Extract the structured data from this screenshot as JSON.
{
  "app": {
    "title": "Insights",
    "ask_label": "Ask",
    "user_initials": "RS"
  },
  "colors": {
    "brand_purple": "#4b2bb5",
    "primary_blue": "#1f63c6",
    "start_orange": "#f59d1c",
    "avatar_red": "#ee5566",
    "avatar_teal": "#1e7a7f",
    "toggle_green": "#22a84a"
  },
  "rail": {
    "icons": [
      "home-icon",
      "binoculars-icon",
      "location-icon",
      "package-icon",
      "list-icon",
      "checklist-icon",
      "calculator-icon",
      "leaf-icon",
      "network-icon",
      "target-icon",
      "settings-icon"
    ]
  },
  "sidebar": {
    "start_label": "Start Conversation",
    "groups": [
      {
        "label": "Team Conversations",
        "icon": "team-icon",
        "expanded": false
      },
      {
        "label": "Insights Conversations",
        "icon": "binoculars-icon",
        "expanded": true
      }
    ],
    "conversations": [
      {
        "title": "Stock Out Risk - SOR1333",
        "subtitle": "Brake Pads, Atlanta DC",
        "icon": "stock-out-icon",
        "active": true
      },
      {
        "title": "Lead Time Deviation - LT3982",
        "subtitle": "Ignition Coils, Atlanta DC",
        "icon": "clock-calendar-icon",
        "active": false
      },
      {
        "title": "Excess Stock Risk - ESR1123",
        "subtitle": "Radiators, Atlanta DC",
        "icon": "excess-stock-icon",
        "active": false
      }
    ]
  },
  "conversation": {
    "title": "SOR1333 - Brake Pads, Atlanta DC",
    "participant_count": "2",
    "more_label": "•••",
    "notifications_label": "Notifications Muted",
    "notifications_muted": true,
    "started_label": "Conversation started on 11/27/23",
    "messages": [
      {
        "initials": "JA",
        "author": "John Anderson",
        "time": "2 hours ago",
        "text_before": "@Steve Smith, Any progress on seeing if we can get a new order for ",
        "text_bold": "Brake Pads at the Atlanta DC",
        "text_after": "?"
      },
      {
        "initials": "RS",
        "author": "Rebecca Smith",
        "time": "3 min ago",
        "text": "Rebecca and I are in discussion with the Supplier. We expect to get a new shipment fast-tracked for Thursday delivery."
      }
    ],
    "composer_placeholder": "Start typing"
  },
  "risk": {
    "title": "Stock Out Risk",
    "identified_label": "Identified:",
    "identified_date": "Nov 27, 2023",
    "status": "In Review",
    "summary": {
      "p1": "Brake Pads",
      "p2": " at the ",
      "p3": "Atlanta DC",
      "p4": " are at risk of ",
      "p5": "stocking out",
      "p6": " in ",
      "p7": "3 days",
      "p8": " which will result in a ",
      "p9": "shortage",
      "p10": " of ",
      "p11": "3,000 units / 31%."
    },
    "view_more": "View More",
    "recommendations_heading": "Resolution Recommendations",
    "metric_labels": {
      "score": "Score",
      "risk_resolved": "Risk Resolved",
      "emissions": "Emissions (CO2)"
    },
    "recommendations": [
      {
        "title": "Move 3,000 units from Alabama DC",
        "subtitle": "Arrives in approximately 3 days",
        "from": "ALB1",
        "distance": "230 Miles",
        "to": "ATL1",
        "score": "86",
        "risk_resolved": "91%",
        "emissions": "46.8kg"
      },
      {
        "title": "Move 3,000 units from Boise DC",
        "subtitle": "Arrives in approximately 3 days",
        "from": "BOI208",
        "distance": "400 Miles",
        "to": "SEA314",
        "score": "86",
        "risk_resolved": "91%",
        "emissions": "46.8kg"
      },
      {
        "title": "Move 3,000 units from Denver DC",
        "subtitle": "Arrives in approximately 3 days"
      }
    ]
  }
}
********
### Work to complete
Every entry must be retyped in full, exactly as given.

### Finished task
Extract the structured data from this screenshot as JSON.
{
  "app": {
    "title": "Insights",
    "ask_label": "Ask",
    "user_initials": "RS"
  },
  "colors": {
    "brand_purple": "#4b2bb5",
    "primary_blue": "#1f63c6",
    "start_orange": "#f59d1c",
    "avatar_red": "#ee5566",
    "avatar_teal": "#1e7a7f",
    "toggle_green": "#22a84a"
  },
  "rail": {
    "icons": [
      "home-icon",
      "binoculars-icon",
      "location-icon",
      "package-icon",
      "list-icon",
      "checklist-icon",
      "calculator-icon",
      "leaf-icon",
      "network-icon",
      "target-icon",
      "settings-icon"
    ]
  },
  "sidebar": {
    "start_label": "Start Conversation",
    "groups": [
      {
        "label": "Team Conversations",
        "icon": "team-icon",
        "expanded": false
      },
      {
        "label": "Insights Conversations",
        "icon": "binoculars-icon",
        "expanded": true
      }
    ],
    "conversations": [
      {
        "title": "Stock Out Risk - SOR1333",
        "subtitle": "Brake Pads, Atlanta DC",
        "icon": "stock-out-icon",
        "active": true
      },
      {
        "title": "Lead Time Deviation - LT3982",
        "subtitle": "Ignition Coils, Atlanta DC",
        "icon": "clock-calendar-icon",
        "active": false
      },
      {
        "title": "Excess Stock Risk - ESR1123",
        "subtitle": "Radiators, Atlanta DC",
        "icon": "excess-stock-icon",
        "active": false
      }
    ]
  },
  "conversation": {
    "title": "SOR1333 - Brake Pads, Atlanta DC",
    "participant_count": "2",
    "more_label": "•••",
    "notifications_label": "Notifications Muted",
    "notifications_muted": true,
    "started_label": "Conversation started on 11/27/23",
    "messages": [
      {
        "initials": "JA",
        "author": "John Anderson",
        "time": "2 hours ago",
        "text_before": "@Steve Smith, Any progress on seeing if we can get a new order for ",
        "text_bold": "Brake Pads at the Atlanta DC",
        "text_after": "?"
      },
      {
        "initials": "RS",
        "author": "Rebecca Smith",
        "time": "3 min ago",
        "text": "Rebecca and I are in discussion with the Supplier. We expect to get a new shipment fast-tracked for Thursday delivery."
      }
    ],
    "composer_placeholder": "Start typing"
  },
  "risk": {
    "title": "Stock Out Risk",
    "identified_label": "Identified:",
    "identified_date": "Nov 27, 2023",
    "status": "In Review",
    "summary": {
      "p1": "Brake Pads",
      "p2": " at the ",
      "p3": "Atlanta DC",
      "p4": " are at risk of ",
      "p5": "stocking out",
      "p6": " in ",
      "p7": "3 days",
      "p8": " which will result in a ",
      "p9": "shortage",
      "p10": " of ",
      "p11": "3,000 units / 31%."
    },
    "view_more": "View More",
    "recommendations_heading": "Resolution Recommendations",
    "metric_labels": {
      "score": "Score",
      "risk_resolved": "Risk Resolved",
      "emissions": "Emissions (CO2)"
    },
    "recommendations": [
      {
        "title": "Move 3,000 units from Alabama DC",
        "subtitle": "Arrives in approximately 3 days",
        "from": "ALB1",
        "distance": "230 Miles",
        "to": "ATL1",
        "score": "86",
        "risk_resolved": "91%",
        "emissions": "46.8kg"
      },
      {
        "title": "Move 3,000 units from Boise DC",
        "subtitle": "Arrives in approximately 3 days",
        "from": "BOI208",
        "distance": "400 Miles",
        "to": "SEA314",
        "score": "86",
        "risk_resolved": "91%",
        "emissions": "46.8kg"
      },
      {
        "title": "Move 3,000 units from Denver DC",
        "subtitle": "Arrives in approximately 3 days"
      }
    ]
  }
}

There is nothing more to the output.